== About this exercise ==
Report all lines in the records that hold the string "forsterker".

[Dataset entries]
....................

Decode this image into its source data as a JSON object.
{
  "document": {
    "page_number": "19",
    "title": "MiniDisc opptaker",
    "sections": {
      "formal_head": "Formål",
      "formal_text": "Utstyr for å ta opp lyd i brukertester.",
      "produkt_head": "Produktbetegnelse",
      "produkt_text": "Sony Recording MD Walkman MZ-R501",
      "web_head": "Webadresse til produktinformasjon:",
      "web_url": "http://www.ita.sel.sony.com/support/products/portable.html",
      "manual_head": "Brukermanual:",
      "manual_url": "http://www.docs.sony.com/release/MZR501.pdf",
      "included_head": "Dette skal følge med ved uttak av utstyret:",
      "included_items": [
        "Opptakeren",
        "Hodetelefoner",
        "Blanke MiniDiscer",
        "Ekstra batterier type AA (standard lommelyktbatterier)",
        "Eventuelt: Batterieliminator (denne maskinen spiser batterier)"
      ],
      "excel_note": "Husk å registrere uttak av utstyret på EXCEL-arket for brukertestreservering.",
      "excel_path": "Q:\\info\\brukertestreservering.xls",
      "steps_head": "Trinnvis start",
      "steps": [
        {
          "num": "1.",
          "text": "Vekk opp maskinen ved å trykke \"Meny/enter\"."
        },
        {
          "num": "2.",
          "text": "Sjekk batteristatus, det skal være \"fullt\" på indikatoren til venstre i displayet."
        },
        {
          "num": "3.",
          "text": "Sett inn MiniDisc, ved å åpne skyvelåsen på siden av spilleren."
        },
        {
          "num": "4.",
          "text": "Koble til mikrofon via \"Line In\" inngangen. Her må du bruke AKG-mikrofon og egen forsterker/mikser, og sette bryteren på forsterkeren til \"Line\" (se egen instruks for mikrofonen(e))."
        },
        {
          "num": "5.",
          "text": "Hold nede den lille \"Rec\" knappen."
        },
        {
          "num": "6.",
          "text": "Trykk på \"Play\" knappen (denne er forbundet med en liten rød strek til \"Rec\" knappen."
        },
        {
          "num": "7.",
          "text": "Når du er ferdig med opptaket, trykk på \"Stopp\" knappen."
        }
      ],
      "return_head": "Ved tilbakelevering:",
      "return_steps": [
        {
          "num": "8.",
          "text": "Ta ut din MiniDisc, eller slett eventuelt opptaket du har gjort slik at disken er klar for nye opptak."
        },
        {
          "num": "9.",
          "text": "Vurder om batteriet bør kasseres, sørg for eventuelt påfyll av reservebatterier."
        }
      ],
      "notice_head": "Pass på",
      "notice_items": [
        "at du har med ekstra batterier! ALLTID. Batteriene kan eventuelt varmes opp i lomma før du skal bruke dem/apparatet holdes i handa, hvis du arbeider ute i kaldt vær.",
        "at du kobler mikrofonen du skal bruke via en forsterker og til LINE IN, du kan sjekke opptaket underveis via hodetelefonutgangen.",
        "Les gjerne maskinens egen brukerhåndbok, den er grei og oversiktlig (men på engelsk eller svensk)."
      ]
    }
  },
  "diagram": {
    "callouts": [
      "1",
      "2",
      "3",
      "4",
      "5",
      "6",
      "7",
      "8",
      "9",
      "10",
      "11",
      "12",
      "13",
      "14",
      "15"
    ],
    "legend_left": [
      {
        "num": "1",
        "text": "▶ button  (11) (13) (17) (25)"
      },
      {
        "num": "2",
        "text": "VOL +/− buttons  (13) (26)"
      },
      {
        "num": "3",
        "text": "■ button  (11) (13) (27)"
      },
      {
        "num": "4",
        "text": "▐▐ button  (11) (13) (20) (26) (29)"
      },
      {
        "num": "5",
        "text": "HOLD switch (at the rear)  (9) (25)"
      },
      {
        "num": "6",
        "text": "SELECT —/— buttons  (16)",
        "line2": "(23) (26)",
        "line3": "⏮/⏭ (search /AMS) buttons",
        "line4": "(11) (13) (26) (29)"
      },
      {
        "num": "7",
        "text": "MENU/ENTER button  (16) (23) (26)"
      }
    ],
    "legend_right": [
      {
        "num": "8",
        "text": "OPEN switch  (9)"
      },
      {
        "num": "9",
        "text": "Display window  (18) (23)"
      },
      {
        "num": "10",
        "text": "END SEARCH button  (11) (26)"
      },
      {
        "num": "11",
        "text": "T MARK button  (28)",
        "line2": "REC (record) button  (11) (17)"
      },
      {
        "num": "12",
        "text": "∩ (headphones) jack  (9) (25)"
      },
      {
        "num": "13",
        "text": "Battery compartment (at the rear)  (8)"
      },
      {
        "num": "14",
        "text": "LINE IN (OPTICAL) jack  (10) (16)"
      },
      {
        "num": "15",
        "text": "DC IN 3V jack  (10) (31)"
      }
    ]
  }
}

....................

== The completed task ==
          "text": "Koble til mikrofon via \"Line In\" inngangen. Her må du bruke AKG-mikrofon og egen forsterker/mikser, og sette bryteren på forsterkeren til \"Line\" (se egen instruks for mikrofonen(e))."
        "at du kobler mikrofonen du skal bruke via en forsterker og til LINE IN, du kan sjekke opptaket underveis via hodetelefonutgangen.",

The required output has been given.